[Dataset rows for apps and sites]

★ ★ ★ ★ ★

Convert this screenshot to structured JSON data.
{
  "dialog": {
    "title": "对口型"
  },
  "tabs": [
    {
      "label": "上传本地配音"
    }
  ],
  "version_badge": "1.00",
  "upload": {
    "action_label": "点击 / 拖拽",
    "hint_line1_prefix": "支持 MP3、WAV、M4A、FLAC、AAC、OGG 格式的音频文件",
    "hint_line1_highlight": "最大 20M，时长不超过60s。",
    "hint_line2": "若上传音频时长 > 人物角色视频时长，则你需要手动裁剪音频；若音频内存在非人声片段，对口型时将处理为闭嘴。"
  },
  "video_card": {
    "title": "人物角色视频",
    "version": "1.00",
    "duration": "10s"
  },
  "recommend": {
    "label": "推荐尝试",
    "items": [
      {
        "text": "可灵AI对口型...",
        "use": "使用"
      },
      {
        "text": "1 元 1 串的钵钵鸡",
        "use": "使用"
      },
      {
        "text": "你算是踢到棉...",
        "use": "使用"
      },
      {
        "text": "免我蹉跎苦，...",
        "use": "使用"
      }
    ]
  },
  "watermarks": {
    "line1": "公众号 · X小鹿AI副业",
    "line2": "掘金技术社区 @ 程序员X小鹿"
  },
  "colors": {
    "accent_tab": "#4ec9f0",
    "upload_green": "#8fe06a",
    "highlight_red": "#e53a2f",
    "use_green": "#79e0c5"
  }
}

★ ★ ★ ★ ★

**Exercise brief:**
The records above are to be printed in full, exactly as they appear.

**Answer section:**
Convert this screenshot to structured JSON data.
{
  "dialog": {
    "title": "对口型"
  },
  "tabs": [
    {
      "label": "上传本地配音"
    }
  ],
  "version_badge": "1.00",
  "upload": {
    "action_label": "点击 / 拖拽",
    "hint_line1_prefix": "支持 MP3、WAV、M4A、FLAC、AAC、OGG 格式的音频文件",
    "hint_line1_highlight": "最大 20M，时长不超过60s。",
    "hint_line2": "若上传音频时长 > 人物角色视频时长，则你需要手动裁剪音频；若音频内存在非人声片段，对口型时将处理为闭嘴。"
  },
  "video_card": {
    "title": "人物角色视频",
    "version": "1.00",
    "duration": "10s"
  },
  "recommend": {
    "label": "推荐尝试",
    "items": [
      {
        "text": "可灵AI对口型...",
        "use": "使用"
      },
      {
        "text": "1 元 1 串的钵钵鸡",
        "use": "使用"
      },
      {
        "text": "你算是踢到棉...",
        "use": "使用"
      },
      {
        "text": "免我蹉跎苦，...",
        "use": "使用"
      }
    ]
  },
  "watermarks": {
    "line1": "公众号 · X小鹿AI副业",
    "line2": "掘金技术社区 @ 程序员X小鹿"
  },
  "colors": {
    "accent_tab": "#4ec9f0",
    "upload_green": "#8fe06a",
    "highlight_red": "#e53a2f",
    "use_green": "#79e0c5"
  }
}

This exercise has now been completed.